Hot on the heels of Guards! Guards!, I turned to Mort for my next gym audiobook (although I didn’t actually listen to much of this one in the gym).
Mort also happens to be #65 on the The Big British Read list of 200 books, which means I can tag this review for the Listicles bingo square! (Guards! Guards! is listed at #69 and Good Omens at #68, and there are 12 other Pratchett books on this list, more than any other author. Roald Dahl, in comparison, has 9 on the list and someone I’ve never heard of because I’m not actually British, Jacqueline Wilson, has 14 to Pratchett’s 15).
Mort was, in a word, delightful. I think I still preferred Guards! Guards! but Mort was similar in the way the plot unfolded: some things went predictably, other things were foreshadowed wonderfully but still managed to be a bit of a twist (the climax I did not expect, and the final moment of the climax I also did not expect, and I’ll stop using climax now because even though I am so comfortable using it in writing-sense rather than an erotic-sense, it still feels slightly uncomfortable).
One thing I appreciate most about Pratchett is that he feels no need to make his characters wish-fulfillment characters. No one is ever impossibly clever, ravishingly beautiful, etc. Mort is neither particularly skilled nor particularly intelligent, but he tries hard and doesn’t give up and is that rare thing, a fundamentally decent human being. Ysabelle is neither beautiful nor enchanting, but stubbornness can be a fantastic quality in a heroine. Even Keli, who could have fallen into the wish-fulfillment trap, is studded with imperfections.
The one problem about listening to this in audiobook form is that Death’s all-caps intonation is not as effective as when it is written. The narrator, Nigel Planer, does a great job (though nothing quite as good as his nasal Vimes voice from Guards! Guards!) but there is something in seeing Death’s dialogue written out that can’t quite be captured by the spoken word.

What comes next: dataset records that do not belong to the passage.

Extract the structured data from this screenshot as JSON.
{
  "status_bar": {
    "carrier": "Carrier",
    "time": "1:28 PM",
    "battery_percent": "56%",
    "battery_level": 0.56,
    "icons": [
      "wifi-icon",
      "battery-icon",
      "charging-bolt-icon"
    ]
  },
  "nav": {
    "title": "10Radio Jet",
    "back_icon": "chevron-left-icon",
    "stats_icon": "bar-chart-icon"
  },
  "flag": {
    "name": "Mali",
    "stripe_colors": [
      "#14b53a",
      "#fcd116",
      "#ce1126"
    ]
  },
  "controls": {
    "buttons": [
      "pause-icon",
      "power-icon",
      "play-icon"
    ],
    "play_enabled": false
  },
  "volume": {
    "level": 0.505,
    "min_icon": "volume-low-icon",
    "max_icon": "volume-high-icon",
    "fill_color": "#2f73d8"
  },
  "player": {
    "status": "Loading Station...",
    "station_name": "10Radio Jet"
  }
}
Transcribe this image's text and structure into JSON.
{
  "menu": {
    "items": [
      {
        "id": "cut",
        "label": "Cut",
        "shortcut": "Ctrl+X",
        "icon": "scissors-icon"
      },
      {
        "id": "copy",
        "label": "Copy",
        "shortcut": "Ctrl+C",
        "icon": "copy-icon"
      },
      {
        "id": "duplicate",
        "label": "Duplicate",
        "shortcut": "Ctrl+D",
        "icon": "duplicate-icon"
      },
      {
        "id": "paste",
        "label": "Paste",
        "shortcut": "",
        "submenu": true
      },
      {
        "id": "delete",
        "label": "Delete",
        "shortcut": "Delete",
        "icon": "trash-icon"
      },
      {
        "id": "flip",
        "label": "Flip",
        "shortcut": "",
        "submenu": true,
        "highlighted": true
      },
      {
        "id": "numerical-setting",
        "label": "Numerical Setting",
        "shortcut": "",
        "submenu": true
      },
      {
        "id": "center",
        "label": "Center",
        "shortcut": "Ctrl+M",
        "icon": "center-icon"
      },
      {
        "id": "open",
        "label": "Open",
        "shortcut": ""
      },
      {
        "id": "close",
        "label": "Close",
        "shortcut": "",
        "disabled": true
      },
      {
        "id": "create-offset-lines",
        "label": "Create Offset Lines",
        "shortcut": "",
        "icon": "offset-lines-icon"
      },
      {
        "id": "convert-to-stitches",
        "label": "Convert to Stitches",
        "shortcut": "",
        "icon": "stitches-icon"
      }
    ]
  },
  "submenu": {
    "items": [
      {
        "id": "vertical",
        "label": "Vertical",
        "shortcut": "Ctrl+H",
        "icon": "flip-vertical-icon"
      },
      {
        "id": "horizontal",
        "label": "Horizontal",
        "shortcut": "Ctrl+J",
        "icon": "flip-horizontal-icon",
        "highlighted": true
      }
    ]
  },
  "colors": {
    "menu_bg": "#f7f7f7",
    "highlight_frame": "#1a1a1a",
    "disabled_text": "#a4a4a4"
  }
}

Having recently moved to Denmark, I have been trying to embrace the national pastime of hygge (coziness, for the two people who haven’t heard about hygge yet). Mort, for all that it is about Death, is like the novel equivalent of hygge. Some things in this world might be bad and scary (including death), but enjoyment of the novel is like cuddling up in a warm blanket and shutting out the world. And candles are involved somewhere.
Bingo Square: Listicles
Previous Bingo Squares: Underrepresented, Brain Candy, White Whale, Cover Art, This Old Thing, Throwback Thursday, And So It Begins, Birthday!, So Shiny!, Cannonbookclub
Actual bingo coming soon